Floors are like potatoes. They’re a must, often a staple, yet we take their versatility for granted. Often abused and frequently neglected, you’ll have to deal with wildly complicated floors at some point. Despite the rising trends of (believe it or not) luxury vinyl, concrete and oversized tile, wood is still the single most popular flooring option for the home and beyond; its undeniable durability (given the right care), aesthetic appeal and wide range of price points have ensured that.
As far as types of wood go, bamboo, cork and American hardwoods are increasingly dominant players. Bamboo has been around for ages but the recent burst in colour and style has made it a more popular option. Arguably the hardest wood out there, bamboo is a good choice for high traffic (though low moisture) spots. In the case of cork, its appeal is in its acoustic qualities — as in its insulating and dampening power. It’s comfortable to walk or lounge on and it’s now available in a wide range of shades and colours, making it one of the easiest floors to match with existing décor. On the downside, it’s still fragile around water and despite improvements in durability, it doesn’t perform well in the sun. Finally, American hardwoods like oak and maple are classic, sustainable and durable choices that fell out of favour because they were so common — and are back because they were common for those very reasons.
Given the variety of wood alternatives these days, even the master needs to adapt to compete. In addition to wood flooring achieving new levels of acceptability in non-traditional spots (the kitchen, the bathroom) the choices for finish are blossoming.
Like grey. As grey more and more frequently takes its place as the neutral tone of choice, grey woods — either pre-finished or re-sanded and stained — are ideal for creating sleek, stylish, industrial looks without the coldness of concrete. It’s a great way to set off other colours if you have a statement sofa or a lot of vibrant accessories. The downside? Getting the stain mix can be tricky and the wrong polyurethane finish can lead to yellowing.
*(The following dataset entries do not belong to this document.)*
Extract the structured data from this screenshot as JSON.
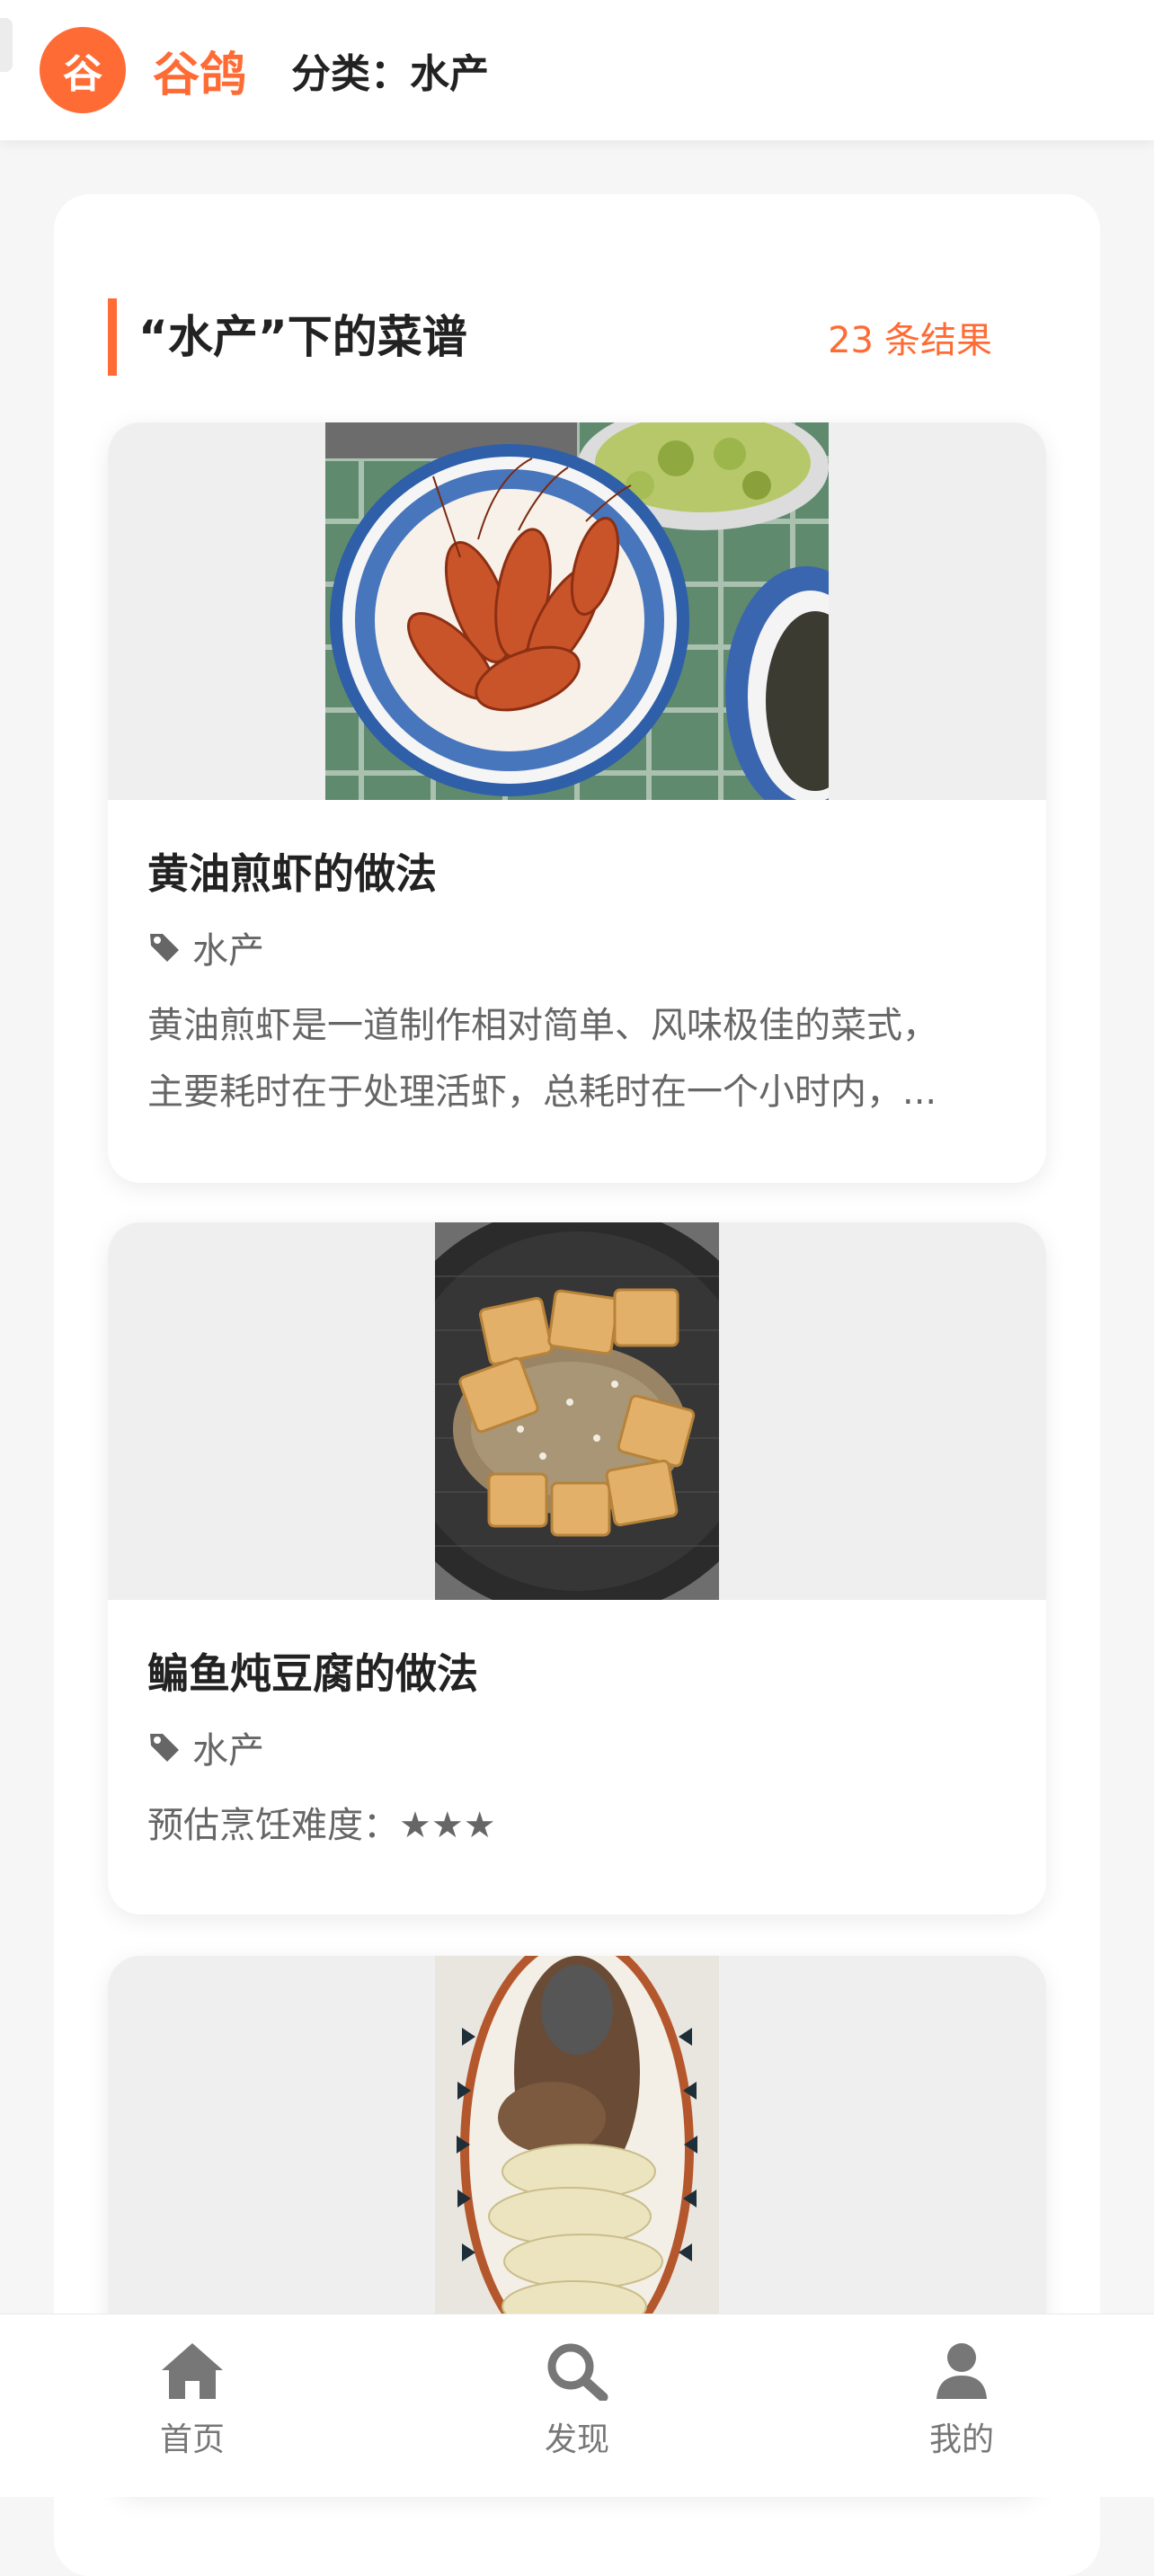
{
  "header": {
    "logo_char": "谷",
    "brand": "谷鸽",
    "category_label": "分类：水产"
  },
  "section": {
    "title": "“水产”下的菜谱",
    "count": "23",
    "count_suffix": "条结果"
  },
  "recipes": [
    {
      "title": "黄油煎虾的做法",
      "tag": "水产",
      "desc_line1": "黄油煎虾是一道制作相对简单、风味极佳的菜式，",
      "desc_line2": "主要耗时在于处理活虾，总耗时在一个小时内，..."
    },
    {
      "title": "鳊鱼炖豆腐的做法",
      "tag": "水产",
      "difficulty_label": "预估烹饪难度：",
      "difficulty_stars": "★★★"
    },
    {
      "title": "",
      "tag": ""
    }
  ],
  "icons": {
    "tag": "tag-icon",
    "home": "home-icon",
    "search": "search-icon",
    "user": "user-icon"
  },
  "colors": {
    "accent": "#ff6b35",
    "nav_icon": "#777777"
  },
  "nav": {
    "home": "首页",
    "discover": "发现",
    "mine": "我的"
  }
}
At the other end of the spectrum — or perhaps both opposing ends — are super-dark and whitewashed woods. If you think colours stand out against grey, shades referred to as ebony and espresso really make things pop. Dark floors are elegant and hyper-warm, if somewhat tricky to maintain. You know how black cars show every little bit of dirt? Same thing here. Whitewash, on the other hand, is making a comeback. The popularity of the so-called Hamptons look and resort-style interiors have a lot to do with this and it works nicely with wider planks (also on trend) and in bright spaces. The process is similar to grey staining, and yellowing is also something to watch for.
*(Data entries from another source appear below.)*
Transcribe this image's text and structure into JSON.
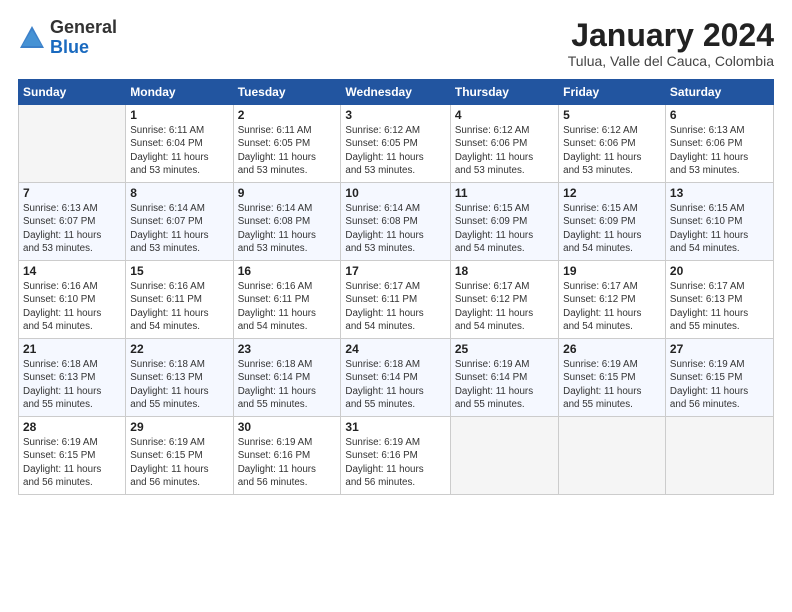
{
  "header": {
    "logo_general": "General",
    "logo_blue": "Blue",
    "month_title": "January 2024",
    "subtitle": "Tulua, Valle del Cauca, Colombia"
  },
  "weekdays": [
    "Sunday",
    "Monday",
    "Tuesday",
    "Wednesday",
    "Thursday",
    "Friday",
    "Saturday"
  ],
  "weeks": [
    [
      {
        "day": "",
        "info": ""
      },
      {
        "day": "1",
        "info": "Sunrise: 6:11 AM\nSunset: 6:04 PM\nDaylight: 11 hours\nand 53 minutes."
      },
      {
        "day": "2",
        "info": "Sunrise: 6:11 AM\nSunset: 6:05 PM\nDaylight: 11 hours\nand 53 minutes."
      },
      {
        "day": "3",
        "info": "Sunrise: 6:12 AM\nSunset: 6:05 PM\nDaylight: 11 hours\nand 53 minutes."
      },
      {
        "day": "4",
        "info": "Sunrise: 6:12 AM\nSunset: 6:06 PM\nDaylight: 11 hours\nand 53 minutes."
      },
      {
        "day": "5",
        "info": "Sunrise: 6:12 AM\nSunset: 6:06 PM\nDaylight: 11 hours\nand 53 minutes."
      },
      {
        "day": "6",
        "info": "Sunrise: 6:13 AM\nSunset: 6:06 PM\nDaylight: 11 hours\nand 53 minutes."
      }
    ],
    [
      {
        "day": "7",
        "info": "Sunrise: 6:13 AM\nSunset: 6:07 PM\nDaylight: 11 hours\nand 53 minutes."
      },
      {
        "day": "8",
        "info": "Sunrise: 6:14 AM\nSunset: 6:07 PM\nDaylight: 11 hours\nand 53 minutes."
      },
      {
        "day": "9",
        "info": "Sunrise: 6:14 AM\nSunset: 6:08 PM\nDaylight: 11 hours\nand 53 minutes."
      },
      {
        "day": "10",
        "info": "Sunrise: 6:14 AM\nSunset: 6:08 PM\nDaylight: 11 hours\nand 53 minutes."
      },
      {
        "day": "11",
        "info": "Sunrise: 6:15 AM\nSunset: 6:09 PM\nDaylight: 11 hours\nand 54 minutes."
      },
      {
        "day": "12",
        "info": "Sunrise: 6:15 AM\nSunset: 6:09 PM\nDaylight: 11 hours\nand 54 minutes."
      },
      {
        "day": "13",
        "info": "Sunrise: 6:15 AM\nSunset: 6:10 PM\nDaylight: 11 hours\nand 54 minutes."
      }
    ],
    [
      {
        "day": "14",
        "info": "Sunrise: 6:16 AM\nSunset: 6:10 PM\nDaylight: 11 hours\nand 54 minutes."
      },
      {
        "day": "15",
        "info": "Sunrise: 6:16 AM\nSunset: 6:11 PM\nDaylight: 11 hours\nand 54 minutes."
      },
      {
        "day": "16",
        "info": "Sunrise: 6:16 AM\nSunset: 6:11 PM\nDaylight: 11 hours\nand 54 minutes."
      },
      {
        "day": "17",
        "info": "Sunrise: 6:17 AM\nSunset: 6:11 PM\nDaylight: 11 hours\nand 54 minutes."
      },
      {
        "day": "18",
        "info": "Sunrise: 6:17 AM\nSunset: 6:12 PM\nDaylight: 11 hours\nand 54 minutes."
      },
      {
        "day": "19",
        "info": "Sunrise: 6:17 AM\nSunset: 6:12 PM\nDaylight: 11 hours\nand 54 minutes."
      },
      {
        "day": "20",
        "info": "Sunrise: 6:17 AM\nSunset: 6:13 PM\nDaylight: 11 hours\nand 55 minutes."
      }
    ],
    [
      {
        "day": "21",
        "info": "Sunrise: 6:18 AM\nSunset: 6:13 PM\nDaylight: 11 hours\nand 55 minutes."
      },
      {
        "day": "22",
        "info": "Sunrise: 6:18 AM\nSunset: 6:13 PM\nDaylight: 11 hours\nand 55 minutes."
      },
      {
        "day": "23",
        "info": "Sunrise: 6:18 AM\nSunset: 6:14 PM\nDaylight: 11 hours\nand 55 minutes."
      },
      {
        "day": "24",
        "info": "Sunrise: 6:18 AM\nSunset: 6:14 PM\nDaylight: 11 hours\nand 55 minutes."
      },
      {
        "day": "25",
        "info": "Sunrise: 6:19 AM\nSunset: 6:14 PM\nDaylight: 11 hours\nand 55 minutes."
      },
      {
        "day": "26",
        "info": "Sunrise: 6:19 AM\nSunset: 6:15 PM\nDaylight: 11 hours\nand 55 minutes."
      },
      {
        "day": "27",
        "info": "Sunrise: 6:19 AM\nSunset: 6:15 PM\nDaylight: 11 hours\nand 56 minutes."
      }
    ],
    [
      {
        "day": "28",
        "info": "Sunrise: 6:19 AM\nSunset: 6:15 PM\nDaylight: 11 hours\nand 56 minutes."
      },
      {
        "day": "29",
        "info": "Sunrise: 6:19 AM\nSunset: 6:15 PM\nDaylight: 11 hours\nand 56 minutes."
      },
      {
        "day": "30",
        "info": "Sunrise: 6:19 AM\nSunset: 6:16 PM\nDaylight: 11 hours\nand 56 minutes."
      },
      {
        "day": "31",
        "info": "Sunrise: 6:19 AM\nSunset: 6:16 PM\nDaylight: 11 hours\nand 56 minutes."
      },
      {
        "day": "",
        "info": ""
      },
      {
        "day": "",
        "info": ""
      },
      {
        "day": "",
        "info": ""
      }
    ]
  ]
}
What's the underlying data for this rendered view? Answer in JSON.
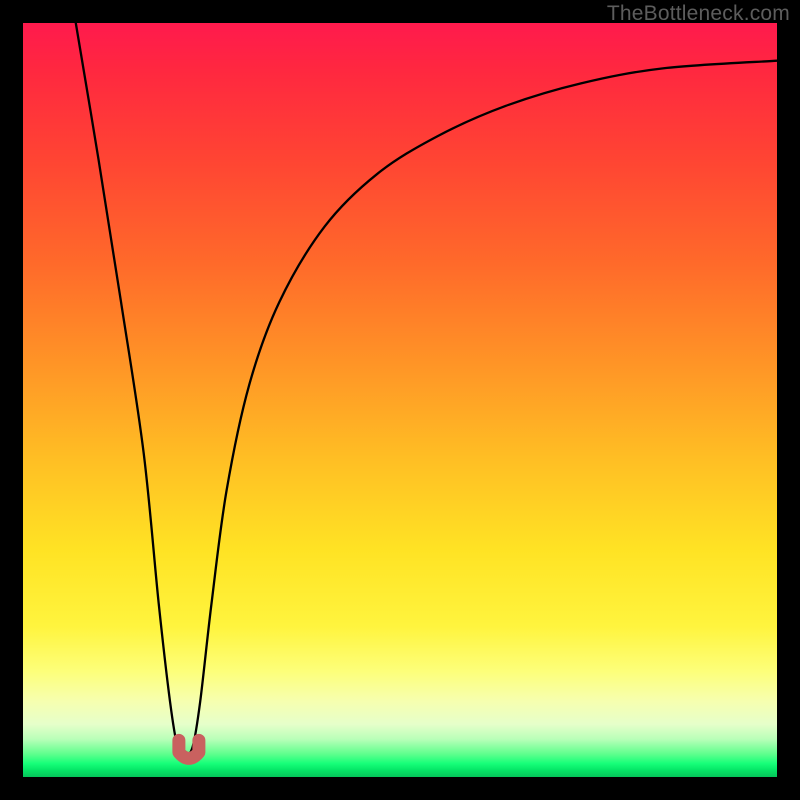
{
  "watermark": "TheBottleneck.com",
  "chart_data": {
    "type": "line",
    "title": "",
    "xlabel": "",
    "ylabel": "",
    "xlim": [
      0,
      100
    ],
    "ylim": [
      0,
      100
    ],
    "grid": false,
    "legend": false,
    "series": [
      {
        "name": "bottleneck-curve",
        "x": [
          7,
          10,
          13,
          16,
          18,
          19.5,
          20.5,
          21.5,
          22.5,
          23.5,
          25,
          27,
          30,
          34,
          40,
          47,
          55,
          64,
          74,
          85,
          100
        ],
        "y": [
          100,
          82,
          63,
          43,
          23,
          10,
          4,
          3,
          4,
          10,
          23,
          38,
          52,
          63,
          73,
          80,
          85,
          89,
          92,
          94,
          95
        ]
      }
    ],
    "marker": {
      "name": "optimal-point",
      "x": 22,
      "y": 3,
      "color": "#c9615f"
    },
    "gradient_colors": {
      "top": "#ff1a4d",
      "mid_upper": "#ff9726",
      "mid": "#ffe324",
      "mid_lower": "#fdff7a",
      "bottom": "#05c55a"
    }
  }
}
Also on the rise? Satin finishes and vintage looks. Satin finishes, in contrast to semi- or high-gloss coatings, resist showing scratches and dents for longer, are less likely to show off footprints and have a low-key practicality about them that’s economical in the long term. And as with many other areas of the house, “vintage,” reclaimed and distressed wood options are all the rage. The appeal of authenticity and the veneer of history combined with a natural vibe have made all that is old new again. On top of that reclaimed woods — a rare item and so one of the pricier choices — are ecologically conscientious and its inherent imperfections add personality. If you’re on a budget, distressed woods can achieve much the same look for a fraction of the cost. Similarly, vintage woods combine old and new, with varying sizes in the planks and mixed stains and colours. The unevenness of the final product gives the floor a cool retro look — as long as you don’t go overboard with too much retro furniture.